◆ Aim of the task: Print the data that follows exactly, leaving nothing out.

◆ Recorded data:
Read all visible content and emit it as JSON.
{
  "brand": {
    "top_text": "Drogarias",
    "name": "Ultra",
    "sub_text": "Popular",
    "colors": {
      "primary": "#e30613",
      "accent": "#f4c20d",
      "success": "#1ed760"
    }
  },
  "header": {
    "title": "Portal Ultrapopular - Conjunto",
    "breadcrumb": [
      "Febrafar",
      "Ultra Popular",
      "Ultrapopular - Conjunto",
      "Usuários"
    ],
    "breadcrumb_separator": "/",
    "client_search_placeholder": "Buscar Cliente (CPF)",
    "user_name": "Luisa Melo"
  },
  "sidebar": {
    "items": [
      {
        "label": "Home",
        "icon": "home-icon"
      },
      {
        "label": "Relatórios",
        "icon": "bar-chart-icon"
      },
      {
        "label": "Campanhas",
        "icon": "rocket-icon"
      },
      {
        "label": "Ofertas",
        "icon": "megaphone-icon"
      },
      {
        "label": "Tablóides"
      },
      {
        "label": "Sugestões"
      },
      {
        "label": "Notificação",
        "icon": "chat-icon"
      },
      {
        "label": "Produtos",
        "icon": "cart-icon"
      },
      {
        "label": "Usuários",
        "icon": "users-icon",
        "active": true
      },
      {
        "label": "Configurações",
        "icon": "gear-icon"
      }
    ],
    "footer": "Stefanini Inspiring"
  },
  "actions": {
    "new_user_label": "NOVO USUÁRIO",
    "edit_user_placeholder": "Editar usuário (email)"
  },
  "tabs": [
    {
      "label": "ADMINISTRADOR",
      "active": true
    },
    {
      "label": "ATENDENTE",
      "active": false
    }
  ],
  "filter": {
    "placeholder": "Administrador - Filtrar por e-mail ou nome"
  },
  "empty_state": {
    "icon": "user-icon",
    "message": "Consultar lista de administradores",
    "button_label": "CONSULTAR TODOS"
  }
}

◆ Expected answer:
Read all visible content and emit it as JSON.
{
  "brand": {
    "top_text": "Drogarias",
    "name": "Ultra",
    "sub_text": "Popular",
    "colors": {
      "primary": "#e30613",
      "accent": "#f4c20d",
      "success": "#1ed760"
    }
  },
  "header": {
    "title": "Portal Ultrapopular - Conjunto",
    "breadcrumb": [
      "Febrafar",
      "Ultra Popular",
      "Ultrapopular - Conjunto",
      "Usuários"
    ],
    "breadcrumb_separator": "/",
    "client_search_placeholder": "Buscar Cliente (CPF)",
    "user_name": "Luisa Melo"
  },
  "sidebar": {
    "items": [
      {
        "label": "Home",
        "icon": "home-icon"
      },
      {
        "label": "Relatórios",
        "icon": "bar-chart-icon"
      },
      {
        "label": "Campanhas",
        "icon": "rocket-icon"
      },
      {
        "label": "Ofertas",
        "icon": "megaphone-icon"
      },
      {
        "label": "Tablóides"
      },
      {
        "label": "Sugestões"
      },
      {
        "label": "Notificação",
        "icon": "chat-icon"
      },
      {
        "label": "Produtos",
        "icon": "cart-icon"
      },
      {
        "label": "Usuários",
        "icon": "users-icon",
        "active": true
      },
      {
        "label": "Configurações",
        "icon": "gear-icon"
      }
    ],
    "footer": "Stefanini Inspiring"
  },
  "actions": {
    "new_user_label": "NOVO USUÁRIO",
    "edit_user_placeholder": "Editar usuário (email)"
  },
  "tabs": [
    {
      "label": "ADMINISTRADOR",
      "active": true
    },
    {
      "label": "ATENDENTE",
      "active": false
    }
  ],
  "filter": {
    "placeholder": "Administrador - Filtrar por e-mail ou nome"
  },
  "empty_state": {
    "icon": "user-icon",
    "message": "Consultar lista de administradores",
    "button_label": "CONSULTAR TODOS"
  }
}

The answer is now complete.